Do sovereign credit ratings fully reflect investor risks?
Sovereign risk ratings –commonly referred to as credit rating - determines the level of interest a country has to pay for loans and credits. It is therefore a very important parameter for every economy – it defines the level of capital cost for new investments, whatever the nature of those investment may be. The credit rating also affects the risks an investor is willing to take in overseas investments. Sovereign risk ratings are calculated by a number of rating agencies, most notable (and defining) by the “three sisters”: Moody’s S&P, and Fitch. The publications and ratings of these three companies therefore have a significant impact on the cost of capital of a specific country.
Sustainablility-adjusted credit ratings
Sovereign risks are calculated based on a mix of economic, political and financial risks – i.e. all current risks that, like GDP calculations, do not take into account the framework that enables and defines the current situation. They do not look at or consider the wider environment – the ability and motivation of the workforce, the health and well-being, the physical environment (natural and man-made) that have caused the current situation. Credit ratings describe symptoms, they do not look at the root causes. It is therefore questionable whether credit ratings truly reflect investor risks of investing in a specific country.

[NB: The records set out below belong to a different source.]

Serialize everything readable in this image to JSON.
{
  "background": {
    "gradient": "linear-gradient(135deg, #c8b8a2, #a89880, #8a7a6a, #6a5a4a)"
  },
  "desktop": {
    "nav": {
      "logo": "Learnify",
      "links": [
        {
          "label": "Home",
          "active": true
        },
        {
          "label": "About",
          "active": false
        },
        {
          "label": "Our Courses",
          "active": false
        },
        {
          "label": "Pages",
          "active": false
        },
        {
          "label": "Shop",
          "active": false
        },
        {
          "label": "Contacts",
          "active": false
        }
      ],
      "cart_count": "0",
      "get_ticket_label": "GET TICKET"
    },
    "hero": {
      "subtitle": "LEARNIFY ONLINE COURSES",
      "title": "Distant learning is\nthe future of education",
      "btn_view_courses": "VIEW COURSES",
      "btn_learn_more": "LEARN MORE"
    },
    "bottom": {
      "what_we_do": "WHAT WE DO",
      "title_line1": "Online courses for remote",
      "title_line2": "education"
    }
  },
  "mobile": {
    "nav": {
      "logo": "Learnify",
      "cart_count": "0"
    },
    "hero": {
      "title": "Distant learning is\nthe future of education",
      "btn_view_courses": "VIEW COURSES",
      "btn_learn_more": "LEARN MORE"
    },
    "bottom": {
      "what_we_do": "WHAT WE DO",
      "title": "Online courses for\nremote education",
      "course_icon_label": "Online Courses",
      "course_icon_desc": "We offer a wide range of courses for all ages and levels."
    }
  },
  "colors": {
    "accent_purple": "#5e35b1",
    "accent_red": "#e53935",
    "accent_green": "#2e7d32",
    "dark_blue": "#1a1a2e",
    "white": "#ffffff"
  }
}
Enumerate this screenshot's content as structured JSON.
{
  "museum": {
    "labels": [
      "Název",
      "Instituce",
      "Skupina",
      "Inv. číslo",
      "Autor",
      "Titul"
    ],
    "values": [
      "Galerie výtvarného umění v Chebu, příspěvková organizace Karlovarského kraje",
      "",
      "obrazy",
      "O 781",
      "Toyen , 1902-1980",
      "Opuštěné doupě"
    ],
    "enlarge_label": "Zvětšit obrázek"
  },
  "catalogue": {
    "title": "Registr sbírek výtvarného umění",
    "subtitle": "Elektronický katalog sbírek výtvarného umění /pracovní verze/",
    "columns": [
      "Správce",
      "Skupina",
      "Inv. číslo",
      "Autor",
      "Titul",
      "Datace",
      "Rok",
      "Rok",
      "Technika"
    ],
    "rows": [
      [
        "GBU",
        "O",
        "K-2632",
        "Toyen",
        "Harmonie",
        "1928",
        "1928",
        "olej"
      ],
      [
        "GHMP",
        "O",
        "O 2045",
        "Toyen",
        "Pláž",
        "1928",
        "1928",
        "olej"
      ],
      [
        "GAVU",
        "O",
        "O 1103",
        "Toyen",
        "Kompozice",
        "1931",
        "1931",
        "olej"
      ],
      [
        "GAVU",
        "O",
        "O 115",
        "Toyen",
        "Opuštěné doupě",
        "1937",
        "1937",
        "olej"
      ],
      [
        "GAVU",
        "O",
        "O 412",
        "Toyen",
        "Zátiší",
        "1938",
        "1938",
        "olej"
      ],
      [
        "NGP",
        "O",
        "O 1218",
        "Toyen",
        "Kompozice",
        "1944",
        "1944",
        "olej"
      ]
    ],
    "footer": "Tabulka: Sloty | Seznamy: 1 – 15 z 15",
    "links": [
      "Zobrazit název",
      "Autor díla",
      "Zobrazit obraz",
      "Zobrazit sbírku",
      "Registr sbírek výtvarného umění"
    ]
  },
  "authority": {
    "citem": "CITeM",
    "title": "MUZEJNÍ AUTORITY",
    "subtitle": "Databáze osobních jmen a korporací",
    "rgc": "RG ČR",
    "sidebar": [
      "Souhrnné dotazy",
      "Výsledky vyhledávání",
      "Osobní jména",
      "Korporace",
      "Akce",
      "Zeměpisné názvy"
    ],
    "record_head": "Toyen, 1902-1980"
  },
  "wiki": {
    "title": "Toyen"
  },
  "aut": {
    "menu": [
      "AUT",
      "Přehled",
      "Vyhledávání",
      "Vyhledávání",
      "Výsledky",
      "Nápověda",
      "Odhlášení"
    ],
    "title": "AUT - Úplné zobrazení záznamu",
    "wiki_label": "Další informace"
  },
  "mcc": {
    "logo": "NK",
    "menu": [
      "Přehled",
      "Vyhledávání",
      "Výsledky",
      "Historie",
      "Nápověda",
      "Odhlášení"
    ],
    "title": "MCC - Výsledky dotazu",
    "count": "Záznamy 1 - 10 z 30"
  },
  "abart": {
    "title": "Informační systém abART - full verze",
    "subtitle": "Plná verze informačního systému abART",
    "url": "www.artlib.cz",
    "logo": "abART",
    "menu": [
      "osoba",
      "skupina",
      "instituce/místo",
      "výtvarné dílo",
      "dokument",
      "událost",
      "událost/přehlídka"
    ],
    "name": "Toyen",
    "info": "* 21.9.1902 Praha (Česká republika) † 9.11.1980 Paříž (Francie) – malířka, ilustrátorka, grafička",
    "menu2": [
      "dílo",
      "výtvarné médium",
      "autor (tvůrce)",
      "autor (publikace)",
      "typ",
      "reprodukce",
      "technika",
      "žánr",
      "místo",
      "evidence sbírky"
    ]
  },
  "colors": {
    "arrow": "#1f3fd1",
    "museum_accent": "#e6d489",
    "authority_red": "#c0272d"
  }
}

Credit ratings describe symptoms, they do not look at the root causes.
List of upgrades and downgrades of individual countries: the USA, UK and Australia all would be downgraded several levels, while in South America, Eastern Europe and Central Africa most nations receive a credit rating upgrade
Sustainabilty-adjusted credit ratings of selected countries
Read more in the Global Sustainable Competitiveness Report
Download Sovereign bonds and sustainability
Why the Global Sustainable Competitiveness Report is superior to the WEF Competitiveness Report:
Download Sustainable Competitiveness Vs. WEF Competitiveness